:: Work to be completed ::
Look for "this" in the records and copy every line that has it.

[Excerpts from an interface dataset]
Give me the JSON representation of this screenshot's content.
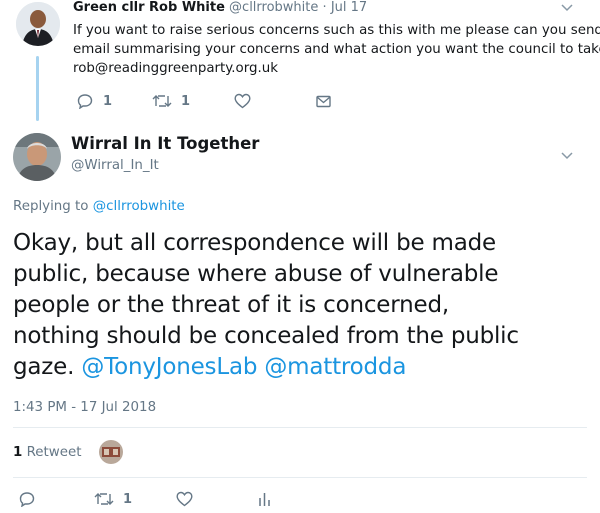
{
  "parent_tweet": {
    "display_name": "Green cllr Rob White",
    "handle": "@cllrrobwhite",
    "separator": "·",
    "date": "Jul 17",
    "text_line1": "If you want to raise serious concerns such as this with me please can you send me",
    "text_line2": "email summarising your concerns and what action you want the council to take",
    "text_line3": "rob@readinggreenparty.org.uk",
    "actions": {
      "reply_count": "1",
      "retweet_count": "1"
    }
  },
  "main_tweet": {
    "display_name": "Wirral In It Together",
    "handle": "@Wirral_In_It",
    "replying_prefix": "Replying to",
    "replying_handle": "@cllrrobwhite",
    "text_line1": "Okay, but all correspondence will be made",
    "text_line2": "public, because where abuse of vulnerable",
    "text_line3": "people or the threat of it is concerned,",
    "text_line4": "nothing should be concealed from the public",
    "text_line5_plain": "gaze.",
    "mention1": "@TonyJonesLab",
    "mention2": "@mattrodda",
    "timestamp": "1:43 PM - 17 Jul 2018",
    "stats": {
      "retweet_count": "1",
      "retweet_label": "Retweet"
    },
    "actions": {
      "retweet_count": "1"
    }
  },
  "colors": {
    "link": "#1b95e0",
    "muted": "#657786",
    "thread_line": "#a6d3f0"
  }
}
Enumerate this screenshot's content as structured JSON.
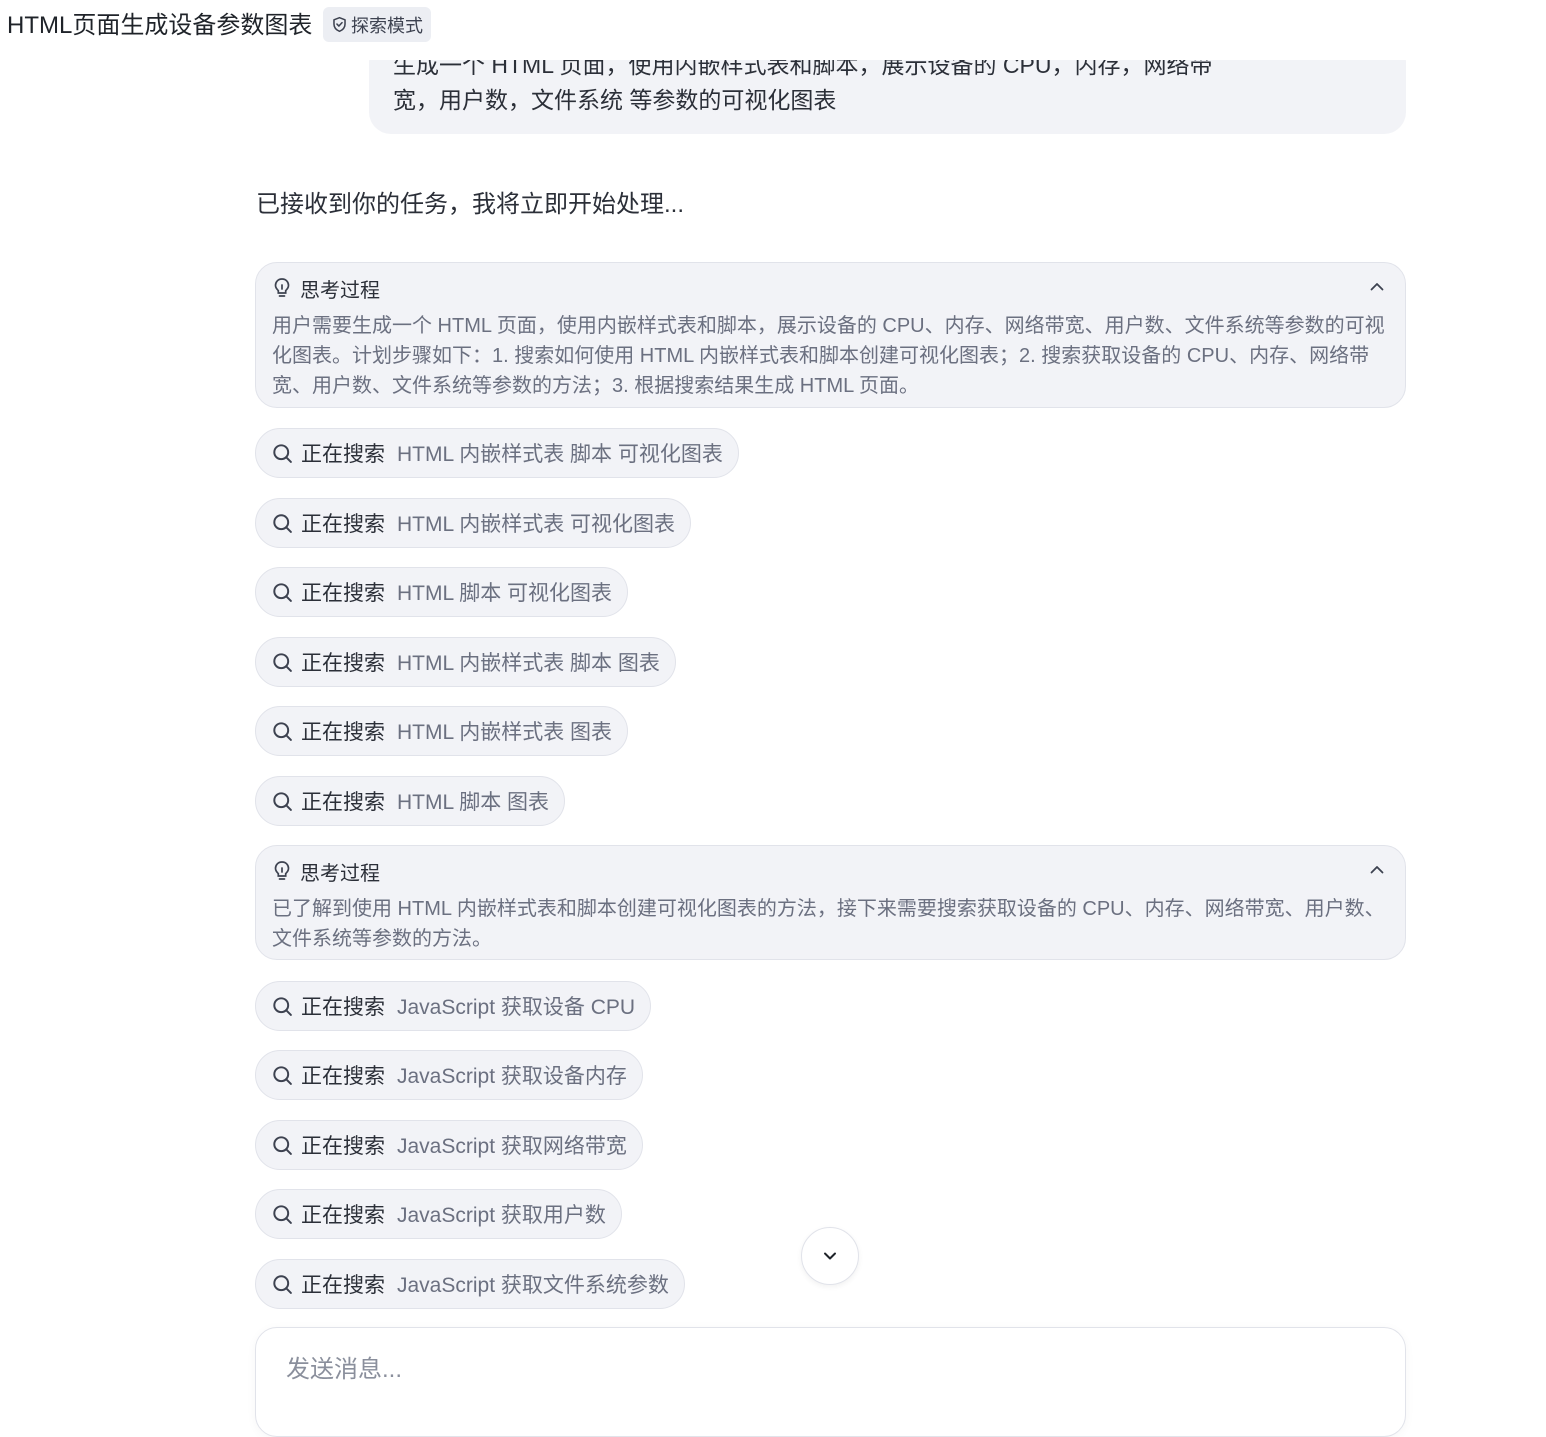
{
  "header": {
    "title": "HTML页面生成设备参数图表",
    "mode_badge": "探索模式"
  },
  "user_message": {
    "clipped_line": "生成一个 HTML 页面，使用内嵌样式表和脚本，展示设备的 CPU，内存，网络带",
    "last_line": "宽，用户数，文件系统 等参数的可视化图表"
  },
  "assistant": {
    "ack": "已接收到你的任务，我将立即开始处理..."
  },
  "thinking": [
    {
      "title": "思考过程",
      "body": "用户需要生成一个 HTML 页面，使用内嵌样式表和脚本，展示设备的 CPU、内存、网络带宽、用户数、文件系统等参数的可视化图表。计划步骤如下：1. 搜索如何使用 HTML 内嵌样式表和脚本创建可视化图表；2. 搜索获取设备的 CPU、内存、网络带宽、用户数、文件系统等参数的方法；3. 根据搜索结果生成 HTML 页面。"
    },
    {
      "title": "思考过程",
      "body": "已了解到使用 HTML 内嵌样式表和脚本创建可视化图表的方法，接下来需要搜索获取设备的 CPU、内存、网络带宽、用户数、文件系统等参数的方法。"
    }
  ],
  "search_label": "正在搜索",
  "searches_group1": [
    "HTML 内嵌样式表 脚本 可视化图表",
    "HTML 内嵌样式表 可视化图表",
    "HTML 脚本 可视化图表",
    "HTML 内嵌样式表 脚本 图表",
    "HTML 内嵌样式表 图表",
    "HTML 脚本 图表"
  ],
  "searches_group2": [
    "JavaScript 获取设备 CPU",
    "JavaScript 获取设备内存",
    "JavaScript 获取网络带宽",
    "JavaScript 获取用户数",
    "JavaScript 获取文件系统参数"
  ],
  "composer": {
    "placeholder": "发送消息..."
  }
}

:: Written answer ::
Give me the JSON representation of this screenshot's content.
    "text_line1": "If you want to raise serious concerns such as this with me please can you send me",
Enumerate this screenshot's content as structured JSON.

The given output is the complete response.